ALERT! Mysterious solar storm hits Earth; scientists baffled
A Solar Storm hit Earth last weekend, leaving scientists confused over the reason for the impact. Here’s more about it.
Amid rising risk of solar flare eruption on the Sun, a mysterious solar storm has hit Earth around the midnight of June 25, continuing throughout the next day.
Solar storms have been a common phenomenon these past few months with the Sun being in the middle of the Solar Cycle. However, this solar storm has left scientists baffled. They could not figure out how it occurred or where it came from.
Solar storms occur due to a coronal mass ejection (CME) that are set off on the surface of the Sun. As per the K-index, which measures the magnetic field around the Earth, solar storms are divided into 5 classes from G-1 to G-5. The G-1 is the lowest impact solar G5 is given to the most severe solar storms.
June 25's solar storm was strong enough to affect the power grid and cause the stunning sky phenomenon known as Auroras, which lasted till June 29. Experts are Spaceweather.com told the Sun, “Forecasters aren't sure why.
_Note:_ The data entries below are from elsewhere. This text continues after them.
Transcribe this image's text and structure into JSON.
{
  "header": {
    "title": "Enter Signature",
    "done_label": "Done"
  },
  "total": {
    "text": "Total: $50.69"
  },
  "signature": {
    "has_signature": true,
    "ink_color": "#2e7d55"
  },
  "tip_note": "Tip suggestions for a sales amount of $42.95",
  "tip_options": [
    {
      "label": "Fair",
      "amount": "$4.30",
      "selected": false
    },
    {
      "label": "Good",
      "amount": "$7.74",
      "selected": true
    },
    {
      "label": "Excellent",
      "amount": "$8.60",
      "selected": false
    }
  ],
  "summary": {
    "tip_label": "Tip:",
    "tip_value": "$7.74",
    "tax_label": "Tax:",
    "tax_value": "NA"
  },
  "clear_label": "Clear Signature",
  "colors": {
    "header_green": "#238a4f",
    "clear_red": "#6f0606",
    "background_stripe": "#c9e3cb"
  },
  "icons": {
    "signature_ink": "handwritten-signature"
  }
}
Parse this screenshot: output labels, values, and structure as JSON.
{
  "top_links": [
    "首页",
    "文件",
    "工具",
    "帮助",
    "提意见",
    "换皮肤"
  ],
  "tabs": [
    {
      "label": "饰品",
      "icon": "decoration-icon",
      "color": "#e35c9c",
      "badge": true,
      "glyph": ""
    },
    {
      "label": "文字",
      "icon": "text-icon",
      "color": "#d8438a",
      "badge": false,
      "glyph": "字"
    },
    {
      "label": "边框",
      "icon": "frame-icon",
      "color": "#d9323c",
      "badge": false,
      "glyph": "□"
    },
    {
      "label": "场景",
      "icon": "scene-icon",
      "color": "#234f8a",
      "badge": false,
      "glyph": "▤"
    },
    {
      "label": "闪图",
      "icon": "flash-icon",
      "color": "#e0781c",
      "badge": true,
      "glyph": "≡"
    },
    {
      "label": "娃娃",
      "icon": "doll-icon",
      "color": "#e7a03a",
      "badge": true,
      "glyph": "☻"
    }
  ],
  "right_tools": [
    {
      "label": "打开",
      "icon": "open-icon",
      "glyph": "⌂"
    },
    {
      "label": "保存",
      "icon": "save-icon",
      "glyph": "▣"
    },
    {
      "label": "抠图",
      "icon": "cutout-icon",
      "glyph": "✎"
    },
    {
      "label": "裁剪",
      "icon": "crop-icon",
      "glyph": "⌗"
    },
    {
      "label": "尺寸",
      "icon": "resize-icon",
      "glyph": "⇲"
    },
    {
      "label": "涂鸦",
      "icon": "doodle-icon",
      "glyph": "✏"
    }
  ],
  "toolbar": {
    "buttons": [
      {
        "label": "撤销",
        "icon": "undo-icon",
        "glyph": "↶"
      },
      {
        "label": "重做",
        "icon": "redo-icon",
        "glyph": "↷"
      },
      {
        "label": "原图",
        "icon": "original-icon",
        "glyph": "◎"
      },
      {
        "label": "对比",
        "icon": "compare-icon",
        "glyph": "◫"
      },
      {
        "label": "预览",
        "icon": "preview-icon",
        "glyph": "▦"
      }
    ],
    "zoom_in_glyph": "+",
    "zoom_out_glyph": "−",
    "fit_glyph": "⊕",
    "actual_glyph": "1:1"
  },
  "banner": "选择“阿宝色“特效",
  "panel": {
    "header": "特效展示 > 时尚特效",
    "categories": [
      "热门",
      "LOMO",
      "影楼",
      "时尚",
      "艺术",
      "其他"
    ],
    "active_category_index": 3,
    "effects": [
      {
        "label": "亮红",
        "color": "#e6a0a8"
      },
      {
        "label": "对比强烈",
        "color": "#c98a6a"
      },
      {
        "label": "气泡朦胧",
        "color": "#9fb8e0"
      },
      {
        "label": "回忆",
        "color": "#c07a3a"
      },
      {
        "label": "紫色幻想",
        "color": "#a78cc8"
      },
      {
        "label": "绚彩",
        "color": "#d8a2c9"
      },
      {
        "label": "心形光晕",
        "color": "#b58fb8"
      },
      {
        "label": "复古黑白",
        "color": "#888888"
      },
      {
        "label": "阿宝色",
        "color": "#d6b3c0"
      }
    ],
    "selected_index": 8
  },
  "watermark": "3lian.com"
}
The prime suspect is an unexpected CME (Coronal Mass Ejections) embedded in the solar wind.” It also affected the power grid and caused minor power fluctuations.
Interestingly, this solar storm clashed with another extremely rare phenomenon where five major planets from our solar system - Mercury, Venus, Mars, Jupiter, and Saturn lined up to adorn the night sky.
This solar storm comes after NASA scientists revealed a risk of solar flare eruption from the Sunspot in the solar region 3038. According to NASA, Sunspots are dark areas on the solar surface which contain strong magnetic fields that are constantly shifting and can form and dissipate over periods of days or weeks. They occur when strong magnetic fields emerge through the solar surface and allow the area to cool slightly.
This sunspot has the potential to emit M-class solar flares towards Earth which can cause physical damage. It may cause blackouts, GPS problems. However, if the solar storm is big enough, it can wreak havoc on all the earth's technological infrastructure.